Quantum computing uses the unique properties of quantum physics to speed up some computational tasks. A core principle for this acceleration is their ability to operate fully parallel operations on a single instance of quantum hardware. There are three currently pursued to approaches to realize this promise: Circuit-based quantum advantage for problems, universal fault-tolerant quantum computing, and quantum annealing. These are suited for different types of problems and have different requirements on hardware, reflected in a different status of implementation. There is a wealth of implementation candidates for quantum computing from atomic and solid-state physics - currently led by trapped ions and superconducting circuits with a few interesting runners-up such as semiconductor platforms. The current understanding of these platforms and related platforms allows for speculations about the future development of quantum computing including a range of milestones that could be reached in the next decade. 



Prof. Dr. Sven Leyffer (Argonne National Laboratory)

Overcoming the Power Wall by Exploiting Application Inexactness

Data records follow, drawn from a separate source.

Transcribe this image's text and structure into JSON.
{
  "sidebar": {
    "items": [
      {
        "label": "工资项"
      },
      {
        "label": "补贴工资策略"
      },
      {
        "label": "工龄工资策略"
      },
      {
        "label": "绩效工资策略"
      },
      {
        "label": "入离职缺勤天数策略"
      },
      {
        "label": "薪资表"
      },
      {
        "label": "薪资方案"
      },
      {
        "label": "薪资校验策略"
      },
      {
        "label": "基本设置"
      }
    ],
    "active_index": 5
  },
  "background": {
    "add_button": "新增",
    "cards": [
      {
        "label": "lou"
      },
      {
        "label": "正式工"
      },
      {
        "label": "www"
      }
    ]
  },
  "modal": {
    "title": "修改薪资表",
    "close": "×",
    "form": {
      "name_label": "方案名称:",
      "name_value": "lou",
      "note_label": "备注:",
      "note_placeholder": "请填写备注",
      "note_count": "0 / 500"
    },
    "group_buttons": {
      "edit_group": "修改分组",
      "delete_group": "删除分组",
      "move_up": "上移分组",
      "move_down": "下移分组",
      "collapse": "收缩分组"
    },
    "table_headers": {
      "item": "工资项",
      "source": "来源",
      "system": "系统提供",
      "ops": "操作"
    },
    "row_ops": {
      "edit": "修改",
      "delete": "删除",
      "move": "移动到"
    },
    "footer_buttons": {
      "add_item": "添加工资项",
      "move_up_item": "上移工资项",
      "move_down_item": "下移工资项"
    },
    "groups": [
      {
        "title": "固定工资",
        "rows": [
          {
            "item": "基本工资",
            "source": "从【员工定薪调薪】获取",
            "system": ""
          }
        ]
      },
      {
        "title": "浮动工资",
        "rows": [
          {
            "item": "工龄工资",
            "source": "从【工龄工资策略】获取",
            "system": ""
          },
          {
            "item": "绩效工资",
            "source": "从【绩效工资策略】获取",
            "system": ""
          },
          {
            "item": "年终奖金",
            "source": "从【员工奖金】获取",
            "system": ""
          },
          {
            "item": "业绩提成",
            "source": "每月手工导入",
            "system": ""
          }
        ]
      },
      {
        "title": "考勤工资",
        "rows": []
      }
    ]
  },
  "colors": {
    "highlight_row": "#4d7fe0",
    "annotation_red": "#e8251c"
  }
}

Energy and power consumption are major limitations to continued scaling of computing systems. Inexactness, where the quality of the solution can be traded for energy savings, has been proposed as an approach to overcoming those limitations. In the past, however, inexactness necessitated the need for highly customized or specialized hardware. The current evolution of commercial off-the-shelf (COTS) processors facilitates the use of lower-precision arithmetic in ways that reduce energy consumption. We study these new opportunities, using the example of an inexact Newton algorithm for solving nonlinear equations. We also describe a set of techniques that use reduced precision to improve the quality of the computed result by reinvesting the energy saved by reduced precision.



Prof. Dr. Edith Law (University of Waterloo)

Crowdsourcing as a Tool for Research and Public Engagement

Science is increasingly data-intensive; yet, many research tasks involving the collection, annotation and analysis of data are too complex to be fully automated. The idea of research-oriented crowdsourcing is to engage online workers or volunteers to contribute and process data towards an academic inquiry.  In this talk, I will discuss the variety of research questions that arise from the process of designing crowdsourcing systems for research and public engagement, and illustrate our approach through a description of several ongoing projects on CrowdCurio, our experimentation platform for crowdsourcing.



Prof. Dr. Tim Palmer (University of Oxford)

Scale-dependent reduced precision for weather and climate modelling

The development of stochastic parametrisation for weather and climate models has opened the possibility of working with significantly reduced numerical precision in weather and climate modelling, thereby reducing data transport inside computers. Results using the spectral IFS show the ability to run globally at single precision without degradation with 40% saving in run time. Using emulators it is shown possible to run at almost half precision for large parts of the IFS dynamical core. Work with FPGAs shows the ability to code reduced precision in hardware. I will conclude with some speculative remarks about the possible use of neural nets run at half precision and trained on output from parametrisations.